Since 2018, many states have addressed the gap in dental coverage for adults or expanded their dental coverage. Currently, for Medicaid expansion for adults:
- 2 states offer no dental benefits (Alabama and Tennessee);
- 6 states offer emergency-only coverage to relieve pain and infection (Arizona, Georgia, Hawaii, New Hampshire, Utah, and West Virginia); and
- The remaining 42 states and DC offer some form of limited coverage or extensive dental coverage
Sen. Augustine expressed that Maryland was an outlier state in still needing to fill this gap in coverage. There was still opposition to SB 150 based on the financial commitment the state would be needing to provide. At the same time, Sen. Augustine said the financial commitment is a statement of their values and the data shows the benefit will actually lower costs in the long-term.
“When I looked at the data, [it] showed us that this would save us money in the long run,” he said. “For example, with improved dental care you are able to identify other problem areas for folks because you save money by getting care for them earlier … in the long run, [this] would be a net positive for us. Other people may not have seen it that way.”
Sen. Augustine is excited about the passage and implementation of his bill. He said he and his colleagues have already received positive feedback from a variety of different constituents for passing this legislation.
The next dental policy hurdles states need to address are the number of dentist providers who accept Medicaid and how to lower individual barriers or challenges people face. Individual barriers include the lack of awareness of dental benefits, gaps in oral health literacy, and knowledge that oral health equates to general health.
The American Dental Association (ADA) emphasizes the need for increased Medicaid reimbursement for dental care:
“Many dentists are reluctant to treat Medicaid patients, citing . . . low reimbursement rates, administrative burdens, worries about complying with Medicaid regulations, perception that no-show rates will be high, lack of clear information about existing dental benefits, transportation challenges that patients may face, issues of cultural competency, including language barriers, and the need to educate this patient group about the benefits of regular oral care.”
To help address these issues, CMS invites state Medicaid agencies to develop action plans to improve their dental coverage.

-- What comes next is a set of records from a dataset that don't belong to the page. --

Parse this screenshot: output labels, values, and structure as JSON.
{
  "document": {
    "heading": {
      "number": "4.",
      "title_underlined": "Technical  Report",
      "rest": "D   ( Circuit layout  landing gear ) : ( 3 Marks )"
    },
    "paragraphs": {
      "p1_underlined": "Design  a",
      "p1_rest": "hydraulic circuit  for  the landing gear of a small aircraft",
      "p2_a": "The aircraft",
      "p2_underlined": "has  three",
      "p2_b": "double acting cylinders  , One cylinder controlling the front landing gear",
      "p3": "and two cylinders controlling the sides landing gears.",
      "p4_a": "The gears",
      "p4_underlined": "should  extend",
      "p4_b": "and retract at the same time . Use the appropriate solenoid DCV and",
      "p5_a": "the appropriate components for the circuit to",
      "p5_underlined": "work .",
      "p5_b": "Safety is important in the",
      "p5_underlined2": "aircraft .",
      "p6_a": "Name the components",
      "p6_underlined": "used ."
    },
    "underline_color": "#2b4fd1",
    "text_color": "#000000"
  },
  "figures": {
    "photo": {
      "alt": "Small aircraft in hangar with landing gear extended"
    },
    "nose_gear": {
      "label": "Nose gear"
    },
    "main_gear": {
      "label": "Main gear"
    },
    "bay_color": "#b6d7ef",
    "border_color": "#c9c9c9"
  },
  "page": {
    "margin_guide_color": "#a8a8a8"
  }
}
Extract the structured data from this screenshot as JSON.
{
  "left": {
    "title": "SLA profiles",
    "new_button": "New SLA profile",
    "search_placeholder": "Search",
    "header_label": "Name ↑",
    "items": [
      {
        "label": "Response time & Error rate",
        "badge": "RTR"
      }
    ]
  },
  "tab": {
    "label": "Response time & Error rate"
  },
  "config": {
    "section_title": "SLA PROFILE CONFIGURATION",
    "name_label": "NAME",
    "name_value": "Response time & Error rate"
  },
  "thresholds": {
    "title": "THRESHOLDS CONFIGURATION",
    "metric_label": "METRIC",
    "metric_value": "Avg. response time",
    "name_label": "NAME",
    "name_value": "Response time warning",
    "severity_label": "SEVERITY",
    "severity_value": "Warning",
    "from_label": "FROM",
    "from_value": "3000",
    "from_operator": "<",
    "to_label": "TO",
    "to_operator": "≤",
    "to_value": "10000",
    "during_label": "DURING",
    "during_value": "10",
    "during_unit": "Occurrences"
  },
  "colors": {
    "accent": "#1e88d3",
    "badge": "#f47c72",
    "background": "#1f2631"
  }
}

CMS stands ready to help provide technical assistance to any state that requests help. CMS has already assisted 24 states and DC, and encourages the remaining states to request assistance.
ADA also developed a toolkit to help state dental associations work with the Medicaid program.